2008 Joint Meeting of The Geological Society of America, Soil Science Society of America, American Society of Agronomy, Crop Science Society of America, Gulf Coast Association of Geological Societies with the Gulf Coast Section of SEPM

Paper No. 4
Presentation Time: 8:50 AM

The Hydrology of Shallow Aquifers in Araihazar, Bangladesh: A Potential Link to Temporal Variability in Dissolved Arsenic Concentrations

AZIZ, Zahid1, VAN GEEN, Alexander2, STUTE, Martin3, RAHMAN, Mohammad Wahidur4, RAHMAN, Mohammad Moshiur4, HUQ, Mohammad Rezaul4 and AHMED, Kazi Matin5, (1)Department of Earth and Environmental Sciences, Columbia University, New York, NY 10027, (2)Lamont-Doherty Earth Observatory, Columbia University, 61 Route 9w, Palisades, NY 10964, (3)Geochemistry, Lamont-Doherty Earth Observatory of Columbia University, 61 Rte. 9W, Palisades, NY 10964, (4)Department of Geology, University of Dhaka, Dhaka, Bangladesh, (5)Department of Geology, University of Dhaka, Dhaka, 1000, Bangladesh, aziz@ldeo.columbia.edu

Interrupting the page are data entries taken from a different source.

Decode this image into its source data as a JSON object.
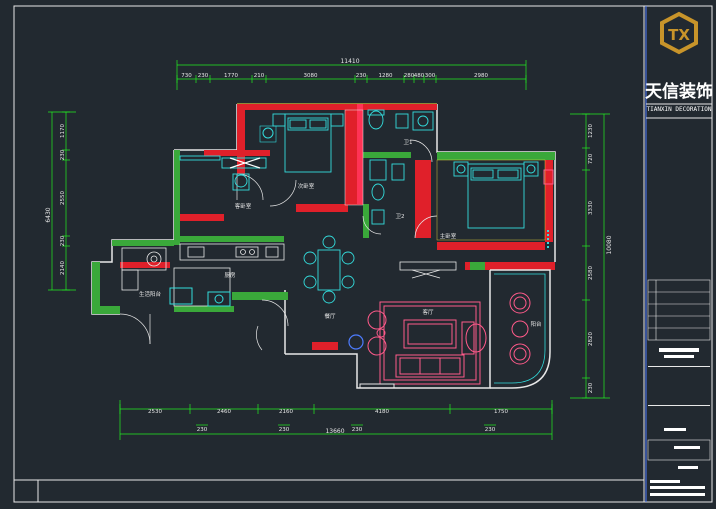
{
  "brand": {
    "logo_letters": "TX",
    "name_cn": "天信装饰",
    "name_en": "TIANXIN DECORATION"
  },
  "dims_top": {
    "overall": "11410",
    "segments": [
      "730",
      "230",
      "1770",
      "210",
      "3080",
      "230",
      "1280",
      "280",
      "480",
      "300",
      "2980"
    ]
  },
  "dims_bottom": {
    "overall": "13660",
    "row1": [
      "2530",
      "2460",
      "2160",
      "4180",
      "1750"
    ],
    "row2": [
      "230",
      "230",
      "230",
      "230"
    ]
  },
  "dims_left": {
    "overall": "6430",
    "segments": [
      "1170",
      "230",
      "2550",
      "230",
      "2140"
    ]
  },
  "dims_right": {
    "overall": "10080",
    "segments": [
      "1230",
      "720",
      "3330",
      "2580",
      "2820",
      "230"
    ]
  },
  "room_labels": {
    "master_bedroom": "主卧室",
    "second_bedroom": "次卧室",
    "guest_bedroom": "客卧室",
    "bathroom_1": "卫1",
    "bathroom_2": "卫2",
    "kitchen": "厨房",
    "living_room": "客厅",
    "dining": "餐厅",
    "balcony": "阳台",
    "utility": "生活阳台"
  },
  "colors": {
    "background": "#222930",
    "wall_red": "#e0202a",
    "wall_green": "#3aa83a",
    "dimension": "#22ee22",
    "furniture_cyan": "#33dddd",
    "furniture_white": "#e8e8e8",
    "sofa_pink": "#ff5a8a",
    "accent_gold": "#c8942a"
  }
}
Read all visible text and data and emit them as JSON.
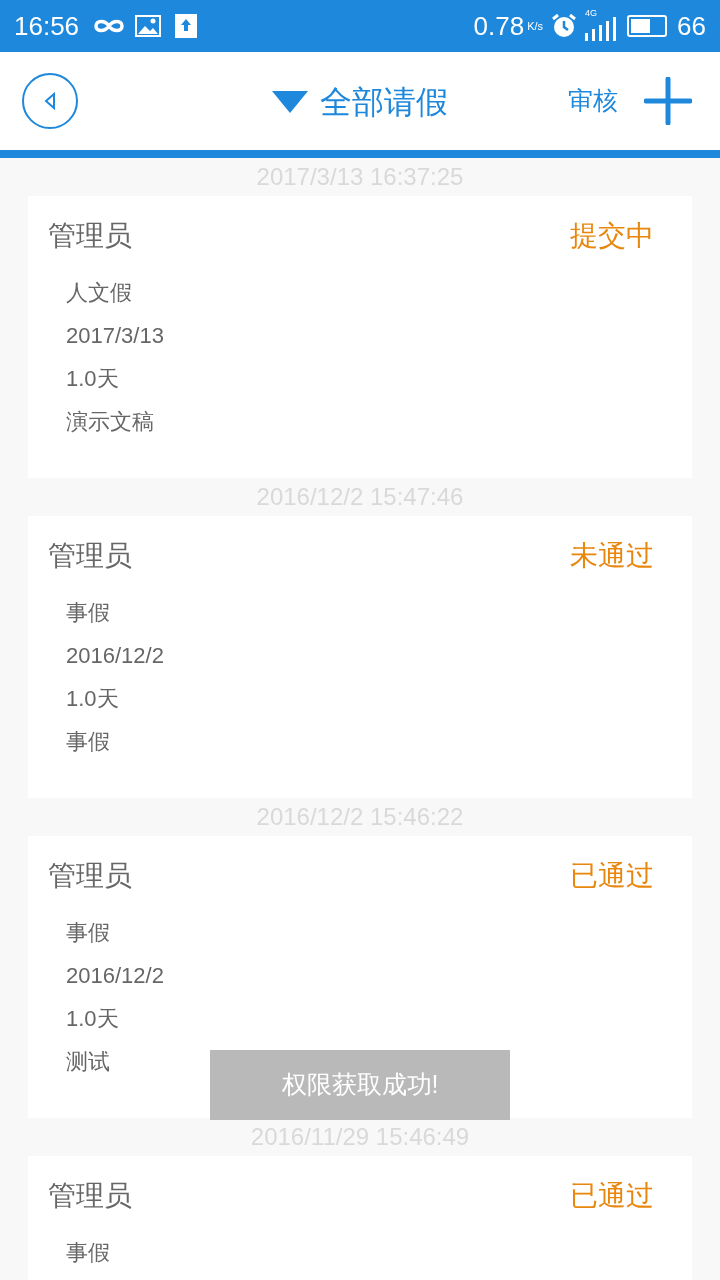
{
  "status_bar": {
    "time": "16:56",
    "speed": "0.78",
    "speed_unit": "K/s",
    "network_type": "4G",
    "battery": "66"
  },
  "header": {
    "title": "全部请假",
    "review": "审核"
  },
  "records": [
    {
      "timestamp": "2017/3/13 16:37:25",
      "name": "管理员",
      "status": "提交中",
      "details": [
        "人文假",
        "2017/3/13",
        "1.0天",
        "演示文稿"
      ]
    },
    {
      "timestamp": "2016/12/2 15:47:46",
      "name": "管理员",
      "status": "未通过",
      "details": [
        "事假",
        "2016/12/2",
        "1.0天",
        "事假"
      ]
    },
    {
      "timestamp": "2016/12/2 15:46:22",
      "name": "管理员",
      "status": "已通过",
      "details": [
        "事假",
        "2016/12/2",
        "1.0天",
        "测试"
      ]
    },
    {
      "timestamp": "2016/11/29 15:46:49",
      "name": "管理员",
      "status": "已通过",
      "details": [
        "事假"
      ]
    }
  ],
  "toast": "权限获取成功!"
}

To shed light on the complex interactions between dissolved As levels in shallow aquifers and recharge, nests of three very shallow (6-9 m deep) wells were monitored bi-weekly over 2 years. At Site X, a strong vertical gradient in redox conditions and groundwater composition between the shallowest and deepest well is indicated by Eh (+134±64 mV vs. -4±43 mV), dissolved As (3±1 vs. 230±24 ug/L), and Cl (267±54 vs. 60±14 mg/L). Whereas the composition of groundwater at the shallowest and deepest well remained relatively constant over two years, considerably larger seasonal fluctuations were observed at the intermediate well (7.6 m): 44±52 mV in Eh, 196±93 mg/L in Cl and 15±11 ug/L in As. Hydraulic head measurements indicate that these changes reflect a combination of changes in the direction of groundwater flow and mixing of groundwater from above and below 7.6 m depth. At two other sites (Y and Z), no sharp vertical gradient in the same aquifer properties were observed and neither were there any significant seasonal fluctuations over two years. However, the monitoring data from three shallow wells at site Y show a gradual decline of ~5 ug/L per year in average As. Relative hydraulic heads between sites Y and Z, and a broad trend of increasing downward hydraulic gradients at site Y that parallels the declining average As suggest an enhancement of vertical recharge by irrigation pumping. In contrast, no gradual changes in groundwater chemistry or hydrology were recorded at site Z. These observations provide further evidence that recharge can occasionally drive seasonal and perhaps longer-term variations in groundwater composition including As in shallow aquifers of Bangladesh.